--- Records shown ---

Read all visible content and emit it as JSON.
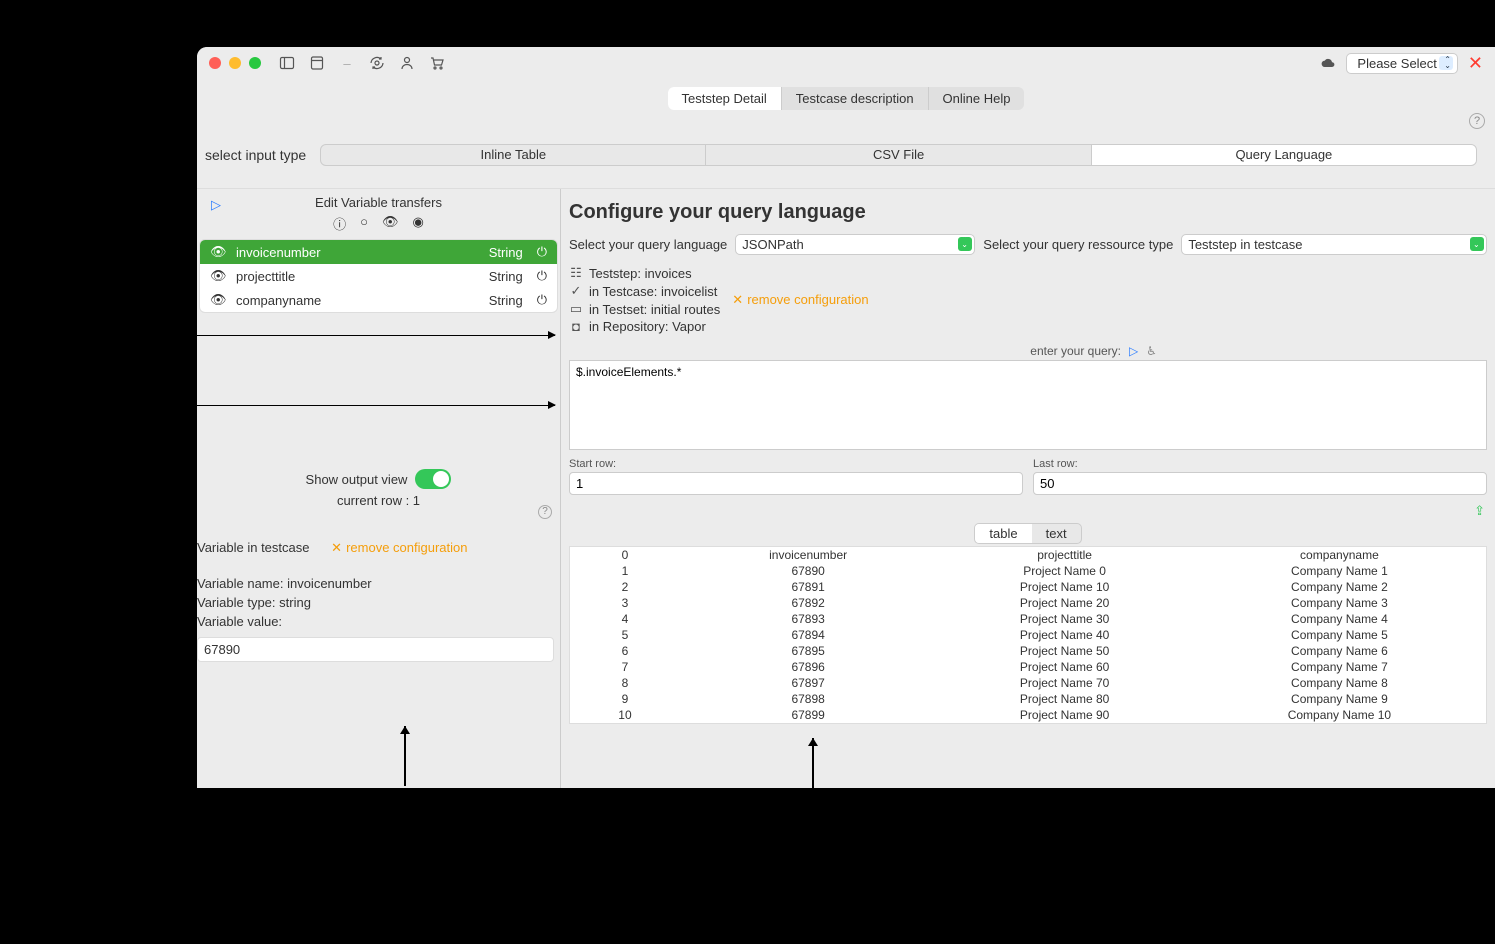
{
  "titlebar": {
    "select_label": "Please Select"
  },
  "tabs": {
    "teststep_detail": "Teststep Detail",
    "testcase_description": "Testcase description",
    "online_help": "Online Help"
  },
  "input_type": {
    "label": "select input type",
    "inline": "Inline Table",
    "csv": "CSV File",
    "query": "Query Language"
  },
  "left": {
    "header": "Edit Variable transfers",
    "vars": [
      {
        "name": "invoicenumber",
        "type": "String"
      },
      {
        "name": "projecttitle",
        "type": "String"
      },
      {
        "name": "companyname",
        "type": "String"
      }
    ],
    "show_output": "Show output view",
    "current_row": "current row : 1",
    "lower": {
      "line1": "Variable in  testcase",
      "remove": "remove configuration",
      "name_line": "Variable name: invoicenumber",
      "type_line": "Variable type: string",
      "value_label": "Variable value:",
      "value": "67890"
    }
  },
  "right": {
    "title": "Configure your query language",
    "ql_label": "Select your query language",
    "ql_value": "JSONPath",
    "rt_label": "Select your query ressource type",
    "rt_value": "Teststep in testcase",
    "context": {
      "teststep": "Teststep: invoices",
      "testcase": "in Testcase: invoicelist",
      "testset": "in Testset: initial routes",
      "repo": "in Repository: Vapor"
    },
    "remove": "remove configuration",
    "enter_query": "enter your query:",
    "query": "$.invoiceElements.*",
    "start_label": "Start row:",
    "start_value": "1",
    "last_label": "Last row:",
    "last_value": "50",
    "view_table": "table",
    "view_text": "text",
    "table": {
      "headers": [
        "0",
        "invoicenumber",
        "projecttitle",
        "companyname"
      ],
      "rows": [
        [
          "1",
          "67890",
          "Project Name 0",
          "Company Name 1"
        ],
        [
          "2",
          "67891",
          "Project Name 10",
          "Company Name 2"
        ],
        [
          "3",
          "67892",
          "Project Name 20",
          "Company Name 3"
        ],
        [
          "4",
          "67893",
          "Project Name 30",
          "Company Name 4"
        ],
        [
          "5",
          "67894",
          "Project Name 40",
          "Company Name 5"
        ],
        [
          "6",
          "67895",
          "Project Name 50",
          "Company Name 6"
        ],
        [
          "7",
          "67896",
          "Project Name 60",
          "Company Name 7"
        ],
        [
          "8",
          "67897",
          "Project Name 70",
          "Company Name 8"
        ],
        [
          "9",
          "67898",
          "Project Name 80",
          "Company Name 9"
        ],
        [
          "10",
          "67899",
          "Project Name 90",
          "Company Name 10"
        ]
      ]
    }
  }
}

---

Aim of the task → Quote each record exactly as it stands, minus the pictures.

Output of the task →
Read all visible content and emit it as JSON.
{
  "titlebar": {
    "select_label": "Please Select"
  },
  "tabs": {
    "teststep_detail": "Teststep Detail",
    "testcase_description": "Testcase description",
    "online_help": "Online Help"
  },
  "input_type": {
    "label": "select input type",
    "inline": "Inline Table",
    "csv": "CSV File",
    "query": "Query Language"
  },
  "left": {
    "header": "Edit Variable transfers",
    "vars": [
      {
        "name": "invoicenumber",
        "type": "String"
      },
      {
        "name": "projecttitle",
        "type": "String"
      },
      {
        "name": "companyname",
        "type": "String"
      }
    ],
    "show_output": "Show output view",
    "current_row": "current row : 1",
    "lower": {
      "line1": "Variable in  testcase",
      "remove": "remove configuration",
      "name_line": "Variable name: invoicenumber",
      "type_line": "Variable type: string",
      "value_label": "Variable value:",
      "value": "67890"
    }
  },
  "right": {
    "title": "Configure your query language",
    "ql_label": "Select your query language",
    "ql_value": "JSONPath",
    "rt_label": "Select your query ressource type",
    "rt_value": "Teststep in testcase",
    "context": {
      "teststep": "Teststep: invoices",
      "testcase": "in Testcase: invoicelist",
      "testset": "in Testset: initial routes",
      "repo": "in Repository: Vapor"
    },
    "remove": "remove configuration",
    "enter_query": "enter your query:",
    "query": "$.invoiceElements.*",
    "start_label": "Start row:",
    "start_value": "1",
    "last_label": "Last row:",
    "last_value": "50",
    "view_table": "table",
    "view_text": "text",
    "table": {
      "headers": [
        "0",
        "invoicenumber",
        "projecttitle",
        "companyname"
      ],
      "rows": [
        [
          "1",
          "67890",
          "Project Name 0",
          "Company Name 1"
        ],
        [
          "2",
          "67891",
          "Project Name 10",
          "Company Name 2"
        ],
        [
          "3",
          "67892",
          "Project Name 20",
          "Company Name 3"
        ],
        [
          "4",
          "67893",
          "Project Name 30",
          "Company Name 4"
        ],
        [
          "5",
          "67894",
          "Project Name 40",
          "Company Name 5"
        ],
        [
          "6",
          "67895",
          "Project Name 50",
          "Company Name 6"
        ],
        [
          "7",
          "67896",
          "Project Name 60",
          "Company Name 7"
        ],
        [
          "8",
          "67897",
          "Project Name 70",
          "Company Name 8"
        ],
        [
          "9",
          "67898",
          "Project Name 80",
          "Company Name 9"
        ],
        [
          "10",
          "67899",
          "Project Name 90",
          "Company Name 10"
        ]
      ]
    }
  }
}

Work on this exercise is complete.